-------- Supplied records --------

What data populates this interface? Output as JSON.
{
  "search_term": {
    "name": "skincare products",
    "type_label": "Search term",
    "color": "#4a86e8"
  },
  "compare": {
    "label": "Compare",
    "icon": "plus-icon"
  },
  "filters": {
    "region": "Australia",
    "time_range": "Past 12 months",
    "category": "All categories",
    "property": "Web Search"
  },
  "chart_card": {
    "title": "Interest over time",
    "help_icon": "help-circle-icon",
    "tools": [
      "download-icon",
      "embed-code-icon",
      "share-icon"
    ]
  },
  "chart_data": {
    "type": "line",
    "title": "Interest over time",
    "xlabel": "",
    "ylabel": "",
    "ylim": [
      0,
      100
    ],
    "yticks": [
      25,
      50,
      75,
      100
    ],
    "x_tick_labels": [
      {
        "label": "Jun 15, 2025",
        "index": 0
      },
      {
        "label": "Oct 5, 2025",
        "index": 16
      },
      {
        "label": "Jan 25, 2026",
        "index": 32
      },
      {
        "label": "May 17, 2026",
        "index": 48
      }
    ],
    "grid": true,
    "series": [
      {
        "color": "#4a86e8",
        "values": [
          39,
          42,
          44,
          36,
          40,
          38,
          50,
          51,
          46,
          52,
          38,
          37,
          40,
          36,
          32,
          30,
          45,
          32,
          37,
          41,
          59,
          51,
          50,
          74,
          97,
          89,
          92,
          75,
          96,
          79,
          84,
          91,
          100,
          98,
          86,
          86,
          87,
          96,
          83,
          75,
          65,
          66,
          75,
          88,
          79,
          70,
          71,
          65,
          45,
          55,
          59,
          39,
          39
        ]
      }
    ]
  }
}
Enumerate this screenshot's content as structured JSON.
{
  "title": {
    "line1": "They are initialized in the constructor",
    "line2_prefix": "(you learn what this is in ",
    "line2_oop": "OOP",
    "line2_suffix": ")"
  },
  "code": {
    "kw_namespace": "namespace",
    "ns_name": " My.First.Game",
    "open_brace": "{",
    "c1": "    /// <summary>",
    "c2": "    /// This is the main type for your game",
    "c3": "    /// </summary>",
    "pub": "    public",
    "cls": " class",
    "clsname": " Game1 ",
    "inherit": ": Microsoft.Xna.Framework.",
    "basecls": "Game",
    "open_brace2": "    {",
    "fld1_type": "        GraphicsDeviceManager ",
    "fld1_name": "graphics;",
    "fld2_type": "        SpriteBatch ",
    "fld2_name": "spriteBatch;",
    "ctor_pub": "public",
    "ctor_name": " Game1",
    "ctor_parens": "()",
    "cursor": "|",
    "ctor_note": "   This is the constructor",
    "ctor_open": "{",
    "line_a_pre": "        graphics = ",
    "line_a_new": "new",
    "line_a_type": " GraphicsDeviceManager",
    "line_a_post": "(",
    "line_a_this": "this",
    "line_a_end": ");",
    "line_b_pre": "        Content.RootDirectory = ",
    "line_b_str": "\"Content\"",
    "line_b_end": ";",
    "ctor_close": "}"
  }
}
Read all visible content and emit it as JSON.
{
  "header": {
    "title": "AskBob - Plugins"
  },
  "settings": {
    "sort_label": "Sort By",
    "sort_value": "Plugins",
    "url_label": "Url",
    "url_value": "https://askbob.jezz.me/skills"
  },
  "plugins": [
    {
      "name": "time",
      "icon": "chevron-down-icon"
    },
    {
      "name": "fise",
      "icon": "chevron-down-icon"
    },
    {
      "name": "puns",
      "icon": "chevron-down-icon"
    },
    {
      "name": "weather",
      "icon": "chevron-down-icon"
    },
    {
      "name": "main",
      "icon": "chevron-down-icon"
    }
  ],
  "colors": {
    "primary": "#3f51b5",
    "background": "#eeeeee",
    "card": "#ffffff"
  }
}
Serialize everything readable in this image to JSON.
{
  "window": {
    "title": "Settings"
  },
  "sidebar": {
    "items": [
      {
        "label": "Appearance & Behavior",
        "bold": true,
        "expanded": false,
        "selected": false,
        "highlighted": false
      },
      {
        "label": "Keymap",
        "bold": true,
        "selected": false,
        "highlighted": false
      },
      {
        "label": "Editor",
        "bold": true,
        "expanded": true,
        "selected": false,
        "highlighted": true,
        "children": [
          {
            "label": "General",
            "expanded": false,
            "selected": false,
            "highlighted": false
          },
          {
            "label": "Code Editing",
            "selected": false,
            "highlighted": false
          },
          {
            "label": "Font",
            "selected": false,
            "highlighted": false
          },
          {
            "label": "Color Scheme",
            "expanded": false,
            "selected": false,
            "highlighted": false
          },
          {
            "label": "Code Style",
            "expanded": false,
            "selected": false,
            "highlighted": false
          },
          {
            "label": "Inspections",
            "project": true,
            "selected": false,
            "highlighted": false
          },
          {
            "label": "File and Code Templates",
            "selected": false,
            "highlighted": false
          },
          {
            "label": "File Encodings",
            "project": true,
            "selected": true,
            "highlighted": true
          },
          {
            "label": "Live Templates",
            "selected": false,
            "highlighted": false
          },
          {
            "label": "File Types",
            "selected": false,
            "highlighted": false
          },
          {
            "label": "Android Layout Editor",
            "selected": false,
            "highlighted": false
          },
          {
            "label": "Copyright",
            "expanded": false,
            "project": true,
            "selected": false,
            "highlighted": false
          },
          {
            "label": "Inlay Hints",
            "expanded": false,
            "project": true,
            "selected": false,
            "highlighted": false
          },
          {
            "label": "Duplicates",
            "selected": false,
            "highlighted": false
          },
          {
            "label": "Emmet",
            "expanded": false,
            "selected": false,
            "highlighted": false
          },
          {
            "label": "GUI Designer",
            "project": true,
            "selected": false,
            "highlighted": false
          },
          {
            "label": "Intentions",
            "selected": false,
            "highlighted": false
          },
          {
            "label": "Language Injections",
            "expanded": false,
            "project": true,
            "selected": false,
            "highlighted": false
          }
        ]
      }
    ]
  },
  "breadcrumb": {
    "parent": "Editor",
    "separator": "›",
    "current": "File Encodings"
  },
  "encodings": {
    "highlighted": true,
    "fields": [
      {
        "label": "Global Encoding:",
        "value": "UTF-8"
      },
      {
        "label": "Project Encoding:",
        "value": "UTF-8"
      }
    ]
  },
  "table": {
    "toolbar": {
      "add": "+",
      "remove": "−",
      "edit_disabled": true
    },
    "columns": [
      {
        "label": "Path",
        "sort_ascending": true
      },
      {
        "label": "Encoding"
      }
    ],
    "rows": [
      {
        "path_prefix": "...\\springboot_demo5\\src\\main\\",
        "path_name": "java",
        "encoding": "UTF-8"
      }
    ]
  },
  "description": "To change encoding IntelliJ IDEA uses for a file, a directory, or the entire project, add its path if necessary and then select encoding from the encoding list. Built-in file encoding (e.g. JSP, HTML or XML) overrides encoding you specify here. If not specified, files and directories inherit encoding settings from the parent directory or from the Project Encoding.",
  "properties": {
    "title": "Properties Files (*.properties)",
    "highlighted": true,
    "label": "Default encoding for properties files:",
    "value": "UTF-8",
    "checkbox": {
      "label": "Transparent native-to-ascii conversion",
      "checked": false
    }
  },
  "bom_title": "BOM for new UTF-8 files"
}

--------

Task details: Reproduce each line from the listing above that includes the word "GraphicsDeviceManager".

Output of the task:
    "fld1_type": "        GraphicsDeviceManager ",
    "line_a_type": " GraphicsDeviceManager",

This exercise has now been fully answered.